(MATERIAL FOR THE TASK begins)

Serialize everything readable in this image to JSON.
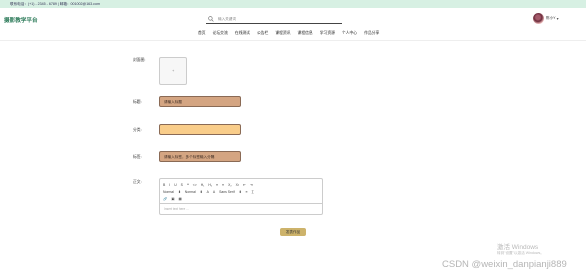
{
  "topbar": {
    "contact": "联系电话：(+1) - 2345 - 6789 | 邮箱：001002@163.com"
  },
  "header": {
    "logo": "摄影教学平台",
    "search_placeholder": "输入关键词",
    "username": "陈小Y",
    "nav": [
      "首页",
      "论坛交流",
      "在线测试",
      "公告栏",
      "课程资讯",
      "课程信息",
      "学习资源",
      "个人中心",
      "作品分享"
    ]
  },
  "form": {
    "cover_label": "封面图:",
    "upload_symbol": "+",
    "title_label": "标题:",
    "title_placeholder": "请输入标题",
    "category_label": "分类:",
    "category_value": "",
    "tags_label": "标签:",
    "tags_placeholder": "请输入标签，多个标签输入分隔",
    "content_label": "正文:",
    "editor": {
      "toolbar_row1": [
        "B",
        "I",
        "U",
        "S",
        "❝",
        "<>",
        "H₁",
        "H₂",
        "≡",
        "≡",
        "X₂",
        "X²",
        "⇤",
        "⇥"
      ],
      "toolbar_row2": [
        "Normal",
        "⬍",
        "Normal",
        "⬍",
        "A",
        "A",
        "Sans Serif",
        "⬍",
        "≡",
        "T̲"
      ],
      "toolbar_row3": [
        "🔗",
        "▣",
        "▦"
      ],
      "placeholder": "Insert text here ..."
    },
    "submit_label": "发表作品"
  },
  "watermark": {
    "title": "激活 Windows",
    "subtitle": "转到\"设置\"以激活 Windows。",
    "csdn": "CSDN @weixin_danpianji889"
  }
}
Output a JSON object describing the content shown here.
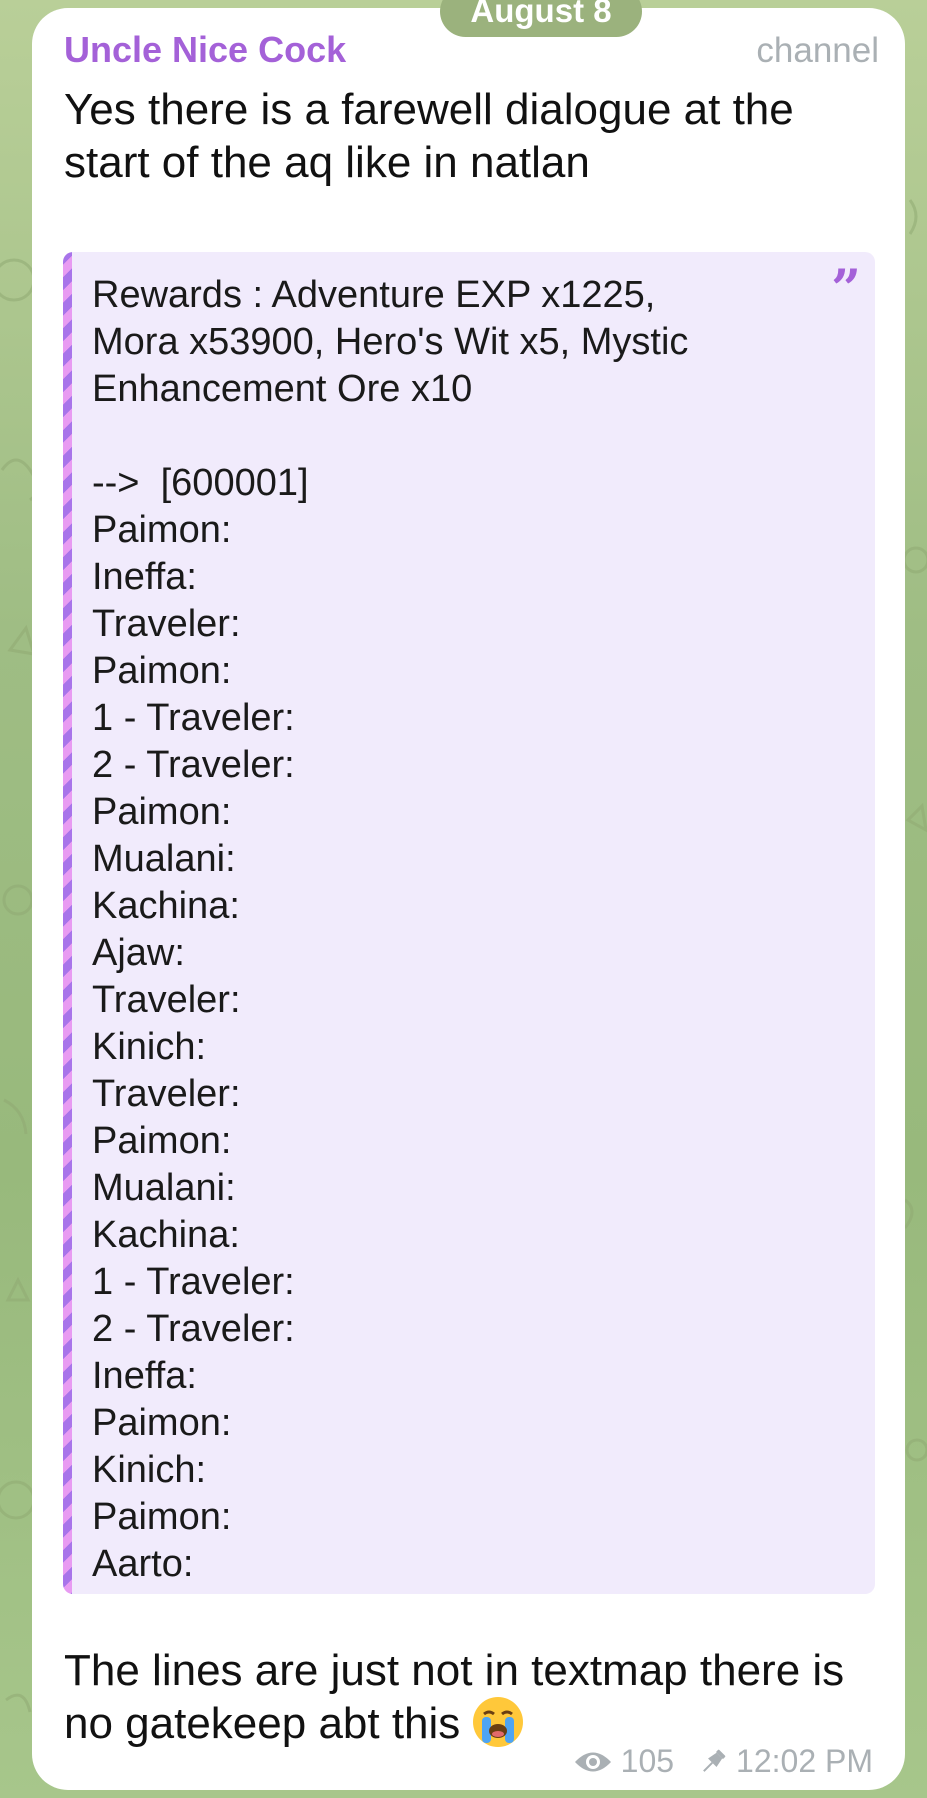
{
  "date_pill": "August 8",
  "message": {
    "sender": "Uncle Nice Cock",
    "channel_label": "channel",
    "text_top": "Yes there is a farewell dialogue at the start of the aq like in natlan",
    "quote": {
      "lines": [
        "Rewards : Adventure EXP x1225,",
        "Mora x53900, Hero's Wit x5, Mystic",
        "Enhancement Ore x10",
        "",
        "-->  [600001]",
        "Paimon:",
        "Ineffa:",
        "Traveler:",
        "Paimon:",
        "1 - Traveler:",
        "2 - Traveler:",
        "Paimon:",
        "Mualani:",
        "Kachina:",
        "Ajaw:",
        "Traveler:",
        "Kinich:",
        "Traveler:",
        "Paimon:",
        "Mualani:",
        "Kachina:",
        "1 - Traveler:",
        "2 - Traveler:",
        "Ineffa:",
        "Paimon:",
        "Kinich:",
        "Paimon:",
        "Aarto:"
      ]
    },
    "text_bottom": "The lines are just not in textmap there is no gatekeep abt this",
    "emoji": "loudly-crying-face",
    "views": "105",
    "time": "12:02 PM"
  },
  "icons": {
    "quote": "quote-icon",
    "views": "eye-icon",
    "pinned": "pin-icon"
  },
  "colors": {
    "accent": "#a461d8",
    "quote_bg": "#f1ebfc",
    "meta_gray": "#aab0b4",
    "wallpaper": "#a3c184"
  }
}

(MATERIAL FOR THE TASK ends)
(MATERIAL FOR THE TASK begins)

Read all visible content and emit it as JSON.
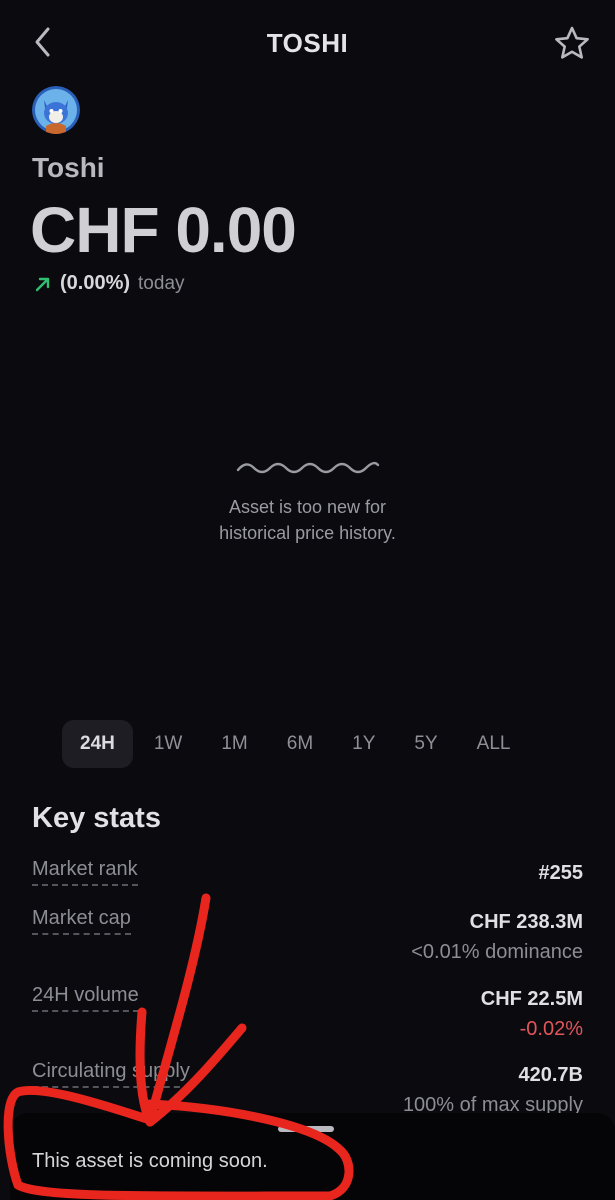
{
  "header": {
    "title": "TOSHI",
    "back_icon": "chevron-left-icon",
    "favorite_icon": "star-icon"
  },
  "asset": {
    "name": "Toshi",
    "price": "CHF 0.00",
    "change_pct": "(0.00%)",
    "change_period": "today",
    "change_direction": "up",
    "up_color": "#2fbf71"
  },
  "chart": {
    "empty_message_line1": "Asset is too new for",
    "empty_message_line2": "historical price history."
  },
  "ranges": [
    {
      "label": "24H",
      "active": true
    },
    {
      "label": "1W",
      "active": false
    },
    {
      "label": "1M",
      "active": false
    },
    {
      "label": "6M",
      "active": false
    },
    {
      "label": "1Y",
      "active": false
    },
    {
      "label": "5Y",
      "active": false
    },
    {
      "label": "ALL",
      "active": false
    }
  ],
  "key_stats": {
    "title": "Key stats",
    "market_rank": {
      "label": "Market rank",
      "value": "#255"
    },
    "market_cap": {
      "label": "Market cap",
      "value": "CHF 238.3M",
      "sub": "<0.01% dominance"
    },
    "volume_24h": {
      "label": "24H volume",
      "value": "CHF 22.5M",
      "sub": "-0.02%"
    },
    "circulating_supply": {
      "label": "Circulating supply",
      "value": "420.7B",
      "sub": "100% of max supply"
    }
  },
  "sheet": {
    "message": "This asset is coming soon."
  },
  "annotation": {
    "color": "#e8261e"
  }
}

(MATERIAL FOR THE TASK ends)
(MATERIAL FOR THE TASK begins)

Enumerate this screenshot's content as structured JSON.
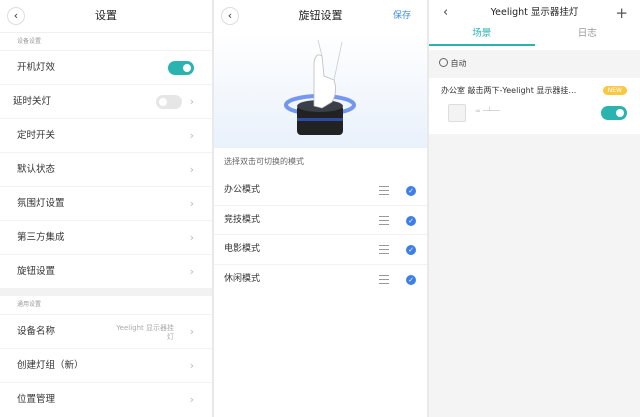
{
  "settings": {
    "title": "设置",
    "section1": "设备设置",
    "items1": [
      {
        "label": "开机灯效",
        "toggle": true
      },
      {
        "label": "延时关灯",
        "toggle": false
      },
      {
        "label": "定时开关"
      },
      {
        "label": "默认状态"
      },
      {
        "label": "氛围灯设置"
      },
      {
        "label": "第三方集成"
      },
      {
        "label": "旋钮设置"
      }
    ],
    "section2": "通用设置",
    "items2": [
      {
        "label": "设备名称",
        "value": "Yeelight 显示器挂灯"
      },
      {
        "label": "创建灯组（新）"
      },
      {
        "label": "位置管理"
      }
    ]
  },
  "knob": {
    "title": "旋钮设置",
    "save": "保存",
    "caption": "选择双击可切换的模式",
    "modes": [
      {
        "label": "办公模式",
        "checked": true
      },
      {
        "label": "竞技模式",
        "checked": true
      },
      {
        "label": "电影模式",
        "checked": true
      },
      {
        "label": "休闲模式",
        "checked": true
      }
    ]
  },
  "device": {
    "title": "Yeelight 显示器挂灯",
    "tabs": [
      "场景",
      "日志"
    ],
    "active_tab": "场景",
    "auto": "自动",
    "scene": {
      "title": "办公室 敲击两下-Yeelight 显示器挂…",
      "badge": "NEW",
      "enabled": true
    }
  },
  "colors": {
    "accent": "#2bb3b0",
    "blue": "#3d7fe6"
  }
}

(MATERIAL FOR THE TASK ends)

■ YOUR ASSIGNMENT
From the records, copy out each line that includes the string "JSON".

■ RESPONSE
Serialize everything readable in this image to JSON.
Output a JSON object describing the content shown here.
Read all visible content and emit it as JSON.
Enumerate this screenshot's content as structured JSON.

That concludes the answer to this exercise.